“Ukrainians are very active and well-organized, they generate a lot of ideas. There are a few Ukrainian organizations here. For example, I was pleasantly surprised by our celebration of Ukraine’s Independence Day. A few weeks ago we gathered a young team, which mostly consists of Ukrainian students, and heard quite a lot of brilliant propositions from them on the ways to promote Ukraine here. The discussion on the embassy’s Facebook page is really interesting and creative as well.

“And what comes to Ukrainian cuisine, I accept this reproach in a positive way. I heard that once there was a Ukrainian restaurant here. Maybe, another one will appear in the near future. Because it is also hard to promote the image of Ukraine without its cuisine, because all the majority of Germans know about it is limited to borshch and varenyky. But in fact, the variety of dishes of Ukrainian cuisine is similar to that of Germany. We need to show the diversity of our traditions to overcome the stereotype of ‘borshch and varenyky,’ but of course, we need not to forget about these two dishes too.”

And how do we step outside of cliche boundaries, when Germans associate Ukraine with Klitschko brothers only, and hardly know anything about our culture and literature?

“Klitschko brothers became a legend in Germany, and this is wonderful. But there are a lot of Ukrainians from other areas that became famous here too. Speaking of literature, Ukrainian writer Adrukhovych comes to Germany these days, and he will perform readings of some of his works here. Ukrainian literature becomes more well-known here. Besides Andrukhovych, we should also mention Serhii Zhadan, Oksana Zabuzhko, Taras Prokhasko, and Maria Matios. By the way, a book of the latter is being translated into German now. So, now more than just one or two authors became known here, and we are going to promote the appearance of Ukrainian literature at fairs in Leipzig and Frankfurt.

“Let us talk about Ukrainian football players. They are very popular here. Voronin plays for Fortuna Dusseldorf. And Tymoshchuk is one of Bavaria’s key players. This means that quite a lot of Ukrainian names are well-known here. But the idea is to represent modern Ukraine that is not limited to a number of certain names. Today the whole world competes in the best representation of country’s image. We have to show that we have a modern European brand, capable of representing modern Ukraine in modern Germany. That is why we do not want to represent Ukraine here time after time, we want it to be constantly present here.”
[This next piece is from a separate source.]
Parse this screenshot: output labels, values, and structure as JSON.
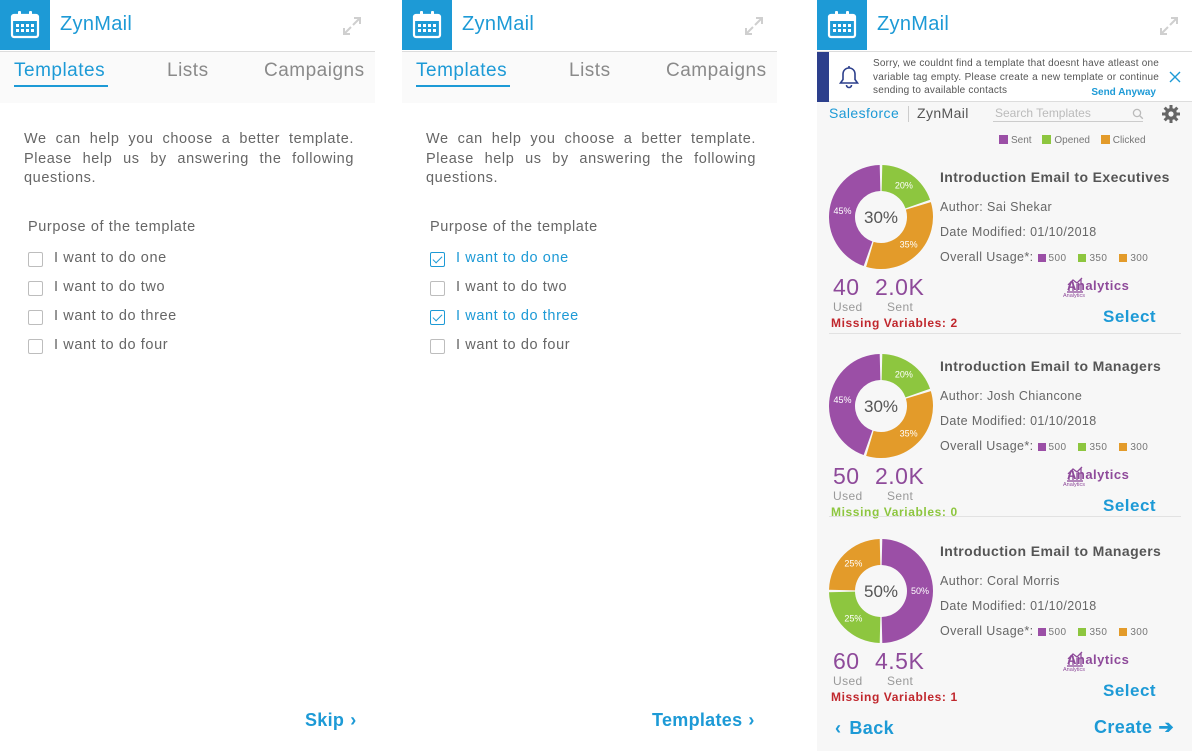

In what way the knowledge of German language assists you in your work?

“In the present-day environment English becomes a lingua franca, which is quite natural. But it does not mean that other languages are less important. When I started working with Latin America, I realized I should start learning Spanish, so that was what I did. The more languages a person knows, the better.”

It seems that learning Ukrainian is quite a challenge for many people in our country.

“This is a very serious issue, in fact. We are thinking about the ways to learn Ukrainian here. There is only one Ukrainian language class, in Greifswald. In Berlin, for example, lectures on Ukrainian literature are read, but there are no permanent Ukrainian language classes here. And we are thinking about the way to organize a real course of Ukrainian for students (there are a lot of German students willing to learn Ukrainian, by the way). Our language should be studied in Germany.”